Shaking with something-anger-outrage-sadness- Ila walks up to the nurse and smashes the tray in her face. The rice falls to the floor and the ants crawl from it, scattering on the linoleum in a greedy takeover of the room. "Get her something she can eat," she says, abandoning English for a natural stream of heated Tamil consonants.

Whimpering, the nurse runs backwards, into the door behind her, which she has bolted shut after coming in with the food. "Would you like me to open that for you?" Ila spits after her as the nurse unbolts the door and runs onto the putrid linoleum floor, "or can't you handle something that's not covered in ants?"

Ila comes home shaking-still. She enjoys being angry. Slamming open the gate, kicking stones into the lawn, it gives her an outlet for her energy. Occasionally, she will see wrestling matches on the Oneida, broadcasted from America. There is a staged anger-colorful, blaring costumes-a chance to make the opponent a member of painful history. She enjoys the thrill of watching. Sometimes she wishes she can bruise Yamini's delicate ribs, send her careening over the ropes and into the audience, pelt her with chairs.
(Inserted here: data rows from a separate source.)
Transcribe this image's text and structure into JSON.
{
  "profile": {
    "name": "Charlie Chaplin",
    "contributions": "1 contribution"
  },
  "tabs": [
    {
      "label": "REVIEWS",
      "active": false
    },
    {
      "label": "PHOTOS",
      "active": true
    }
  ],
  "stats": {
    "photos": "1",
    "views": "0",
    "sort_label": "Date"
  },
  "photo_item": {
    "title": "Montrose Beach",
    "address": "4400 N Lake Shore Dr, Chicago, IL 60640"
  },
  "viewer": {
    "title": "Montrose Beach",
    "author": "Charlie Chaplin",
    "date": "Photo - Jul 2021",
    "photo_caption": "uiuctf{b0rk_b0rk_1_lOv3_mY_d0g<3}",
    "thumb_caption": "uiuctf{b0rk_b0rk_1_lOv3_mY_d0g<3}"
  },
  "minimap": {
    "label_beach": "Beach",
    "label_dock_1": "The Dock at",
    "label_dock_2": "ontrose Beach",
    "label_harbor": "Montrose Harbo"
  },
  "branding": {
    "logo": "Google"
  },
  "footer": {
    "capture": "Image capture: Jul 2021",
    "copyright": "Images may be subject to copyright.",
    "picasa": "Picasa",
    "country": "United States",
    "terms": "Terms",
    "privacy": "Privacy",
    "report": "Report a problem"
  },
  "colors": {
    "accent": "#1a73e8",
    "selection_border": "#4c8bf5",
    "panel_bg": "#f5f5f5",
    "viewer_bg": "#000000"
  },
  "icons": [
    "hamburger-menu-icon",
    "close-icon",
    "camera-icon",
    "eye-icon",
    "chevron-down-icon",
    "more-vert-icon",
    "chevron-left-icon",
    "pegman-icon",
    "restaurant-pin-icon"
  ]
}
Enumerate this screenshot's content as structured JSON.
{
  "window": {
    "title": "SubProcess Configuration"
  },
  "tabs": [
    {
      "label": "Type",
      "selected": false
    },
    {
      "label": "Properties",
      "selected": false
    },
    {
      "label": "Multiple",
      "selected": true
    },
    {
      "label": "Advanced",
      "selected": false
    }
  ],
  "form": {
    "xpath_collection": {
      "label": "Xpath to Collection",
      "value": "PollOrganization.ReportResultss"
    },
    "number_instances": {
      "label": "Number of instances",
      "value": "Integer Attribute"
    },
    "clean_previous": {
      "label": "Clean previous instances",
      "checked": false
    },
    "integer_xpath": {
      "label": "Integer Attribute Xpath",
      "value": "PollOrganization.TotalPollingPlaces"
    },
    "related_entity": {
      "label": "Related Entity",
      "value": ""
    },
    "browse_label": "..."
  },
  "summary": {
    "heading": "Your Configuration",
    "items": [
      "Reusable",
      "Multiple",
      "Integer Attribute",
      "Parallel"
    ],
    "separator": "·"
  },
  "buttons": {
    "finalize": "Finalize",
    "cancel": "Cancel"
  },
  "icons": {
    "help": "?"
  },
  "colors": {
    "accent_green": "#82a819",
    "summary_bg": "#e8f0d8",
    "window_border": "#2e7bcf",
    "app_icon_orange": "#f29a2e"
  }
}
The red curtains with the mirrored embroidery are still drawn when she returns to the house, and the whitewashed walls are illuminated by the fluorescent green mosquito lamps which are placed in every available socket. But of what consequence? Ila still gets eaten to bits by mosquitoes hungry for her hardy blood. The house is too large to be helped, she realizes. It is balcony atop balcony atop balcony, and the polished doors lead to many hallways and to rooms-each one increasingly damp, screaming arthritically from its joints, and the bathrooms are never cleansed of the smell of excrement-it pervades, very slightly, the rest of the house.

She settles herself on the heirloom wicker furniture and reaches for the remote, flipping the channels. She recognizes Pooja yet again-the actress-her fleshy arms are flung helplessly around a tree as she witnesses a fight scene with the exquisite pretense of horror. Ila takes little notice of her-instead, she watches the fight. She relishes the way the film hero's meaty fists sink into flesh, smash bones, rearranging the tangible order of the face.

"Ila?"

It is Yamini. Engrossed in the movie, Ila misses the timid steps of her sister's entrance. Her sister's shrill voice causes Ila to wince, and she hears the rustle of a stiff plastic bag-the result of a wasted day, Ila thinks, savagely-as Yamini throws it onto the sofa next to Ila's chair.

Ila refuses to look back at her sister.

"Change and catch a rickshaw to the hospital." Ila says, definitively. "And make Amma some rice before you go."

"Rice?"

"And if it's got a single ant in it," Ila continues, flatly, staring into R Kapoor's carefully mustached face as he emerges the victor of that carnage-ridden five-man fight, "I'll kill you."